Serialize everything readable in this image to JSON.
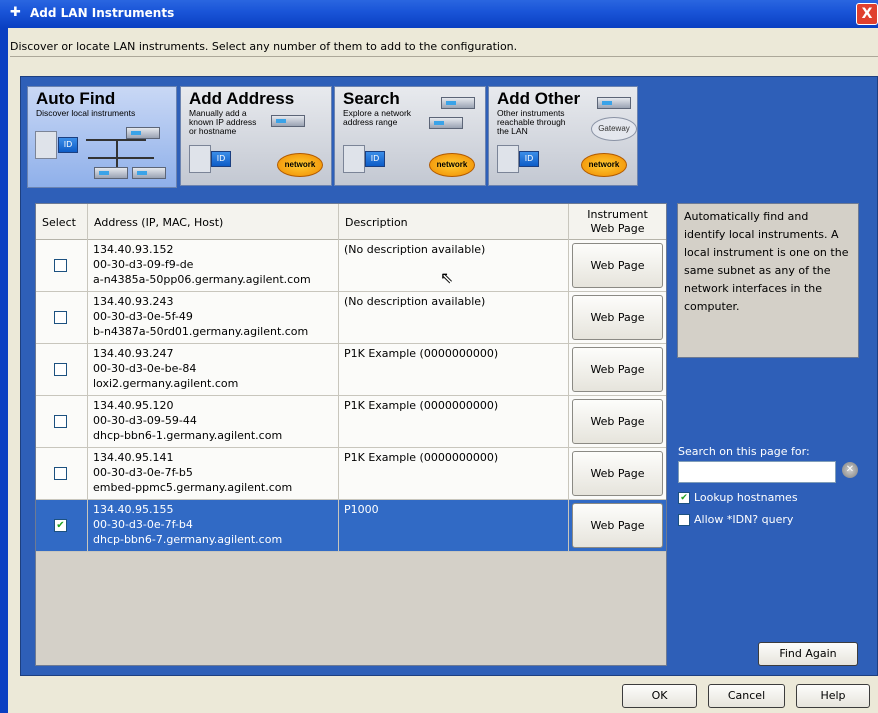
{
  "window": {
    "title": "Add LAN Instruments",
    "close_label": "X"
  },
  "instructions": "Discover or locate LAN instruments. Select any number of them to add to the configuration.",
  "tabs": [
    {
      "title": "Auto Find",
      "desc": "Discover local instruments",
      "active": true
    },
    {
      "title": "Add Address",
      "desc": "Manually add a known IP address or hostname",
      "active": false
    },
    {
      "title": "Search",
      "desc": "Explore a network address range",
      "active": false
    },
    {
      "title": "Add Other",
      "desc": "Other instruments reachable through the LAN",
      "active": false
    }
  ],
  "graphics": {
    "network_label": "network",
    "gateway_label": "Gateway",
    "id_label": "ID"
  },
  "table": {
    "headers": {
      "select": "Select",
      "address": "Address (IP, MAC, Host)",
      "description": "Description",
      "web": "Instrument\nWeb Page"
    },
    "rows": [
      {
        "ip": "134.40.93.152",
        "mac": "00-30-d3-09-f9-de",
        "host": "a-n4385a-50pp06.germany.agilent.com",
        "desc": "(No description available)",
        "web": "Web Page",
        "checked": false,
        "selected": false
      },
      {
        "ip": "134.40.93.243",
        "mac": "00-30-d3-0e-5f-49",
        "host": "b-n4387a-50rd01.germany.agilent.com",
        "desc": "(No description available)",
        "web": "Web Page",
        "checked": false,
        "selected": false
      },
      {
        "ip": "134.40.93.247",
        "mac": "00-30-d3-0e-be-84",
        "host": "loxi2.germany.agilent.com",
        "desc": "P1K Example (0000000000)",
        "web": "Web Page",
        "checked": false,
        "selected": false
      },
      {
        "ip": "134.40.95.120",
        "mac": "00-30-d3-09-59-44",
        "host": "dhcp-bbn6-1.germany.agilent.com",
        "desc": "P1K Example (0000000000)",
        "web": "Web Page",
        "checked": false,
        "selected": false
      },
      {
        "ip": "134.40.95.141",
        "mac": "00-30-d3-0e-7f-b5",
        "host": "embed-ppmc5.germany.agilent.com",
        "desc": "P1K Example (0000000000)",
        "web": "Web Page",
        "checked": false,
        "selected": false
      },
      {
        "ip": "134.40.95.155",
        "mac": "00-30-d3-0e-7f-b4",
        "host": "dhcp-bbn6-7.germany.agilent.com",
        "desc": "P1000",
        "web": "Web Page",
        "checked": true,
        "selected": true
      }
    ]
  },
  "help_text": "Automatically find and identify local instruments. A local instrument is one on the same subnet as any of the network interfaces in the computer.",
  "search": {
    "label": "Search on this page for:",
    "value": "",
    "placeholder": ""
  },
  "options": {
    "lookup_hostnames": {
      "label": "Lookup hostnames",
      "checked": true
    },
    "allow_idn": {
      "label": "Allow *IDN? query",
      "checked": false
    }
  },
  "buttons": {
    "find_again": "Find Again",
    "ok": "OK",
    "cancel": "Cancel",
    "help": "Help"
  },
  "colors": {
    "selection": "#316ac5",
    "panel": "#2e5fb8",
    "titlebar": "#1a55d8"
  }
}
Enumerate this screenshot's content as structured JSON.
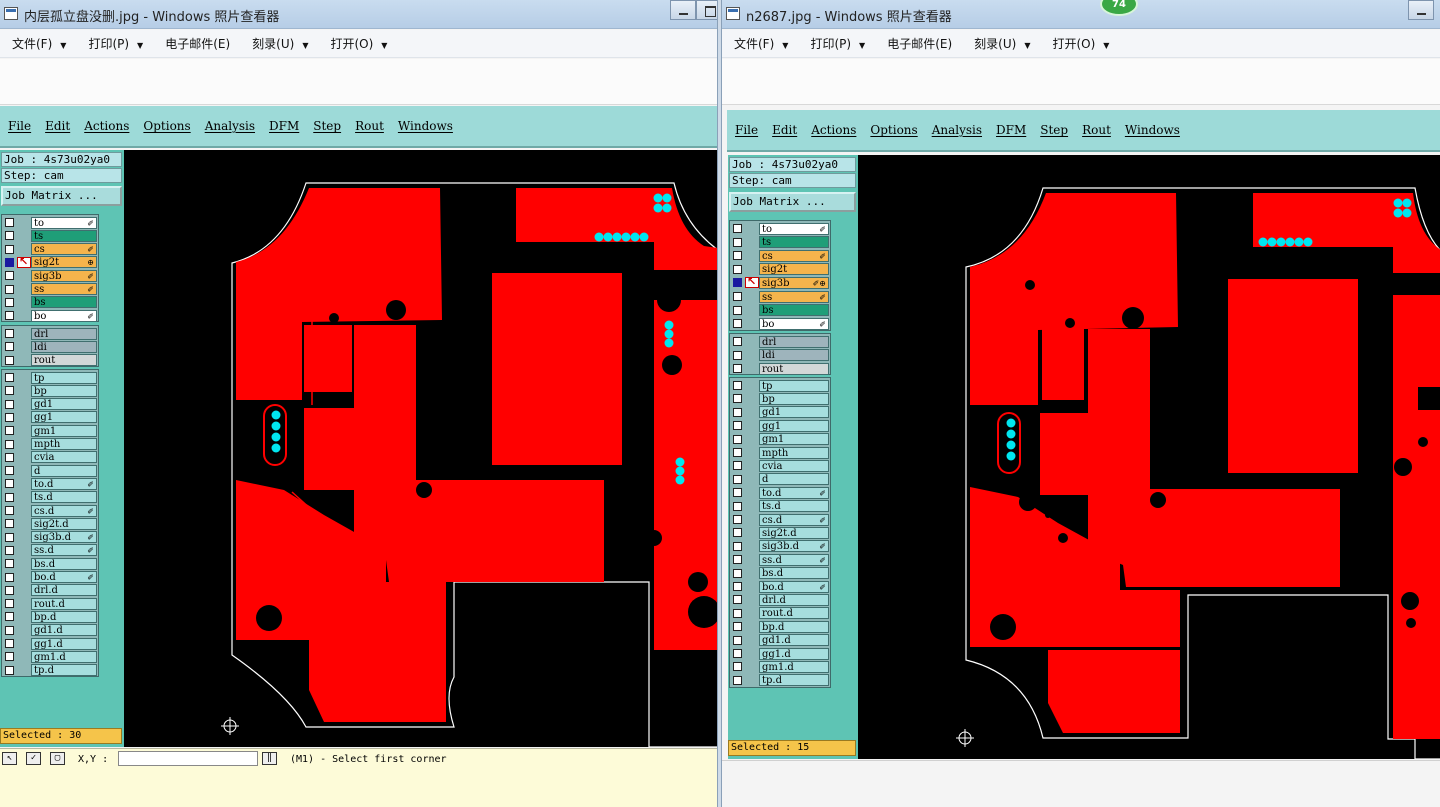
{
  "badge": "74",
  "windows": [
    {
      "title": "内层孤立盘没删.jpg - Windows 照片查看器",
      "menu": [
        {
          "label": "文件(F)",
          "dropdown": true
        },
        {
          "label": "打印(P)",
          "dropdown": true
        },
        {
          "label": "电子邮件(E)",
          "dropdown": false
        },
        {
          "label": "刻录(U)",
          "dropdown": true
        },
        {
          "label": "打开(O)",
          "dropdown": true
        }
      ],
      "genesis_menu": [
        "File",
        "Edit",
        "Actions",
        "Options",
        "Analysis",
        "DFM",
        "Step",
        "Rout",
        "Windows"
      ],
      "job": "Job : 4s73u02ya0",
      "step": "Step: cam",
      "job_matrix": "Job Matrix ...",
      "layer_groups": [
        [
          {
            "name": "to",
            "color": "white",
            "mark": "✐"
          },
          {
            "name": "ts",
            "color": "green",
            "mark": ""
          },
          {
            "name": "cs",
            "color": "orange",
            "mark": "✐"
          },
          {
            "name": "sig2t",
            "color": "orange",
            "mark": "⊕",
            "active": true
          },
          {
            "name": "sig3b",
            "color": "orange",
            "mark": "✐"
          },
          {
            "name": "ss",
            "color": "orange",
            "mark": "✐"
          },
          {
            "name": "bs",
            "color": "green",
            "mark": ""
          },
          {
            "name": "bo",
            "color": "white",
            "mark": "✐"
          }
        ],
        [
          {
            "name": "drl",
            "color": "gray",
            "mark": ""
          },
          {
            "name": "ldi",
            "color": "gray",
            "mark": ""
          },
          {
            "name": "rout",
            "color": "lgray",
            "mark": ""
          }
        ],
        [
          {
            "name": "tp",
            "color": "cyan",
            "mark": ""
          },
          {
            "name": "bp",
            "color": "cyan",
            "mark": ""
          },
          {
            "name": "gd1",
            "color": "cyan",
            "mark": ""
          },
          {
            "name": "gg1",
            "color": "cyan",
            "mark": ""
          },
          {
            "name": "gm1",
            "color": "cyan",
            "mark": ""
          },
          {
            "name": "mpth",
            "color": "cyan",
            "mark": ""
          },
          {
            "name": "cvia",
            "color": "cyan",
            "mark": ""
          },
          {
            "name": "d",
            "color": "cyan",
            "mark": ""
          },
          {
            "name": "to.d",
            "color": "cyan",
            "mark": "✐"
          },
          {
            "name": "ts.d",
            "color": "cyan",
            "mark": ""
          },
          {
            "name": "cs.d",
            "color": "cyan",
            "mark": "✐"
          },
          {
            "name": "sig2t.d",
            "color": "cyan",
            "mark": ""
          },
          {
            "name": "sig3b.d",
            "color": "cyan",
            "mark": "✐"
          },
          {
            "name": "ss.d",
            "color": "cyan",
            "mark": "✐"
          },
          {
            "name": "bs.d",
            "color": "cyan",
            "mark": ""
          },
          {
            "name": "bo.d",
            "color": "cyan",
            "mark": "✐"
          },
          {
            "name": "drl.d",
            "color": "cyan",
            "mark": ""
          },
          {
            "name": "rout.d",
            "color": "cyan",
            "mark": ""
          },
          {
            "name": "bp.d",
            "color": "cyan",
            "mark": ""
          },
          {
            "name": "gd1.d",
            "color": "cyan",
            "mark": ""
          },
          {
            "name": "gg1.d",
            "color": "cyan",
            "mark": ""
          },
          {
            "name": "gm1.d",
            "color": "cyan",
            "mark": ""
          },
          {
            "name": "tp.d",
            "color": "cyan",
            "mark": ""
          }
        ]
      ],
      "selected": "Selected : 30",
      "status": {
        "xy_label": "X,Y :",
        "prompt": "(M1) - Select first corner"
      }
    },
    {
      "title": "n2687.jpg - Windows 照片查看器",
      "menu": [
        {
          "label": "文件(F)",
          "dropdown": true
        },
        {
          "label": "打印(P)",
          "dropdown": true
        },
        {
          "label": "电子邮件(E)",
          "dropdown": false
        },
        {
          "label": "刻录(U)",
          "dropdown": true
        },
        {
          "label": "打开(O)",
          "dropdown": true
        }
      ],
      "genesis_menu": [
        "File",
        "Edit",
        "Actions",
        "Options",
        "Analysis",
        "DFM",
        "Step",
        "Rout",
        "Windows"
      ],
      "job": "Job : 4s73u02ya0",
      "step": "Step: cam",
      "job_matrix": "Job Matrix ...",
      "layer_groups": [
        [
          {
            "name": "to",
            "color": "white",
            "mark": "✐"
          },
          {
            "name": "ts",
            "color": "green",
            "mark": ""
          },
          {
            "name": "cs",
            "color": "orange",
            "mark": "✐"
          },
          {
            "name": "sig2t",
            "color": "orange",
            "mark": ""
          },
          {
            "name": "sig3b",
            "color": "orange",
            "mark": "✐⊕",
            "active": true
          },
          {
            "name": "ss",
            "color": "orange",
            "mark": "✐"
          },
          {
            "name": "bs",
            "color": "green",
            "mark": ""
          },
          {
            "name": "bo",
            "color": "white",
            "mark": "✐"
          }
        ],
        [
          {
            "name": "drl",
            "color": "gray",
            "mark": ""
          },
          {
            "name": "ldi",
            "color": "gray",
            "mark": ""
          },
          {
            "name": "rout",
            "color": "lgray",
            "mark": ""
          }
        ],
        [
          {
            "name": "tp",
            "color": "cyan",
            "mark": ""
          },
          {
            "name": "bp",
            "color": "cyan",
            "mark": ""
          },
          {
            "name": "gd1",
            "color": "cyan",
            "mark": ""
          },
          {
            "name": "gg1",
            "color": "cyan",
            "mark": ""
          },
          {
            "name": "gm1",
            "color": "cyan",
            "mark": ""
          },
          {
            "name": "mpth",
            "color": "cyan",
            "mark": ""
          },
          {
            "name": "cvia",
            "color": "cyan",
            "mark": ""
          },
          {
            "name": "d",
            "color": "cyan",
            "mark": ""
          },
          {
            "name": "to.d",
            "color": "cyan",
            "mark": "✐"
          },
          {
            "name": "ts.d",
            "color": "cyan",
            "mark": ""
          },
          {
            "name": "cs.d",
            "color": "cyan",
            "mark": "✐"
          },
          {
            "name": "sig2t.d",
            "color": "cyan",
            "mark": ""
          },
          {
            "name": "sig3b.d",
            "color": "cyan",
            "mark": "✐"
          },
          {
            "name": "ss.d",
            "color": "cyan",
            "mark": "✐"
          },
          {
            "name": "bs.d",
            "color": "cyan",
            "mark": ""
          },
          {
            "name": "bo.d",
            "color": "cyan",
            "mark": "✐"
          },
          {
            "name": "drl.d",
            "color": "cyan",
            "mark": ""
          },
          {
            "name": "rout.d",
            "color": "cyan",
            "mark": ""
          },
          {
            "name": "bp.d",
            "color": "cyan",
            "mark": ""
          },
          {
            "name": "gd1.d",
            "color": "cyan",
            "mark": ""
          },
          {
            "name": "gg1.d",
            "color": "cyan",
            "mark": ""
          },
          {
            "name": "gm1.d",
            "color": "cyan",
            "mark": ""
          },
          {
            "name": "tp.d",
            "color": "cyan",
            "mark": ""
          }
        ]
      ],
      "selected": "Selected : 15"
    }
  ],
  "colors": {
    "copper": "#ff0000",
    "pad": "#00e6f0",
    "board": "#000000",
    "outline": "#ffffff",
    "panel": "#5ec4b4",
    "menu": "#9ddad8"
  }
}
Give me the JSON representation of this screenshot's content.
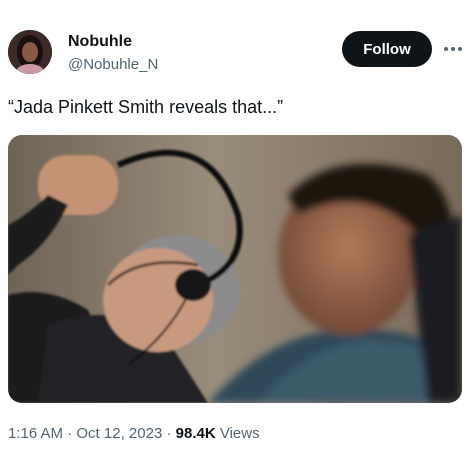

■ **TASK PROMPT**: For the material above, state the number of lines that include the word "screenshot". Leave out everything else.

■ **EXERCISE ANSWER**: 2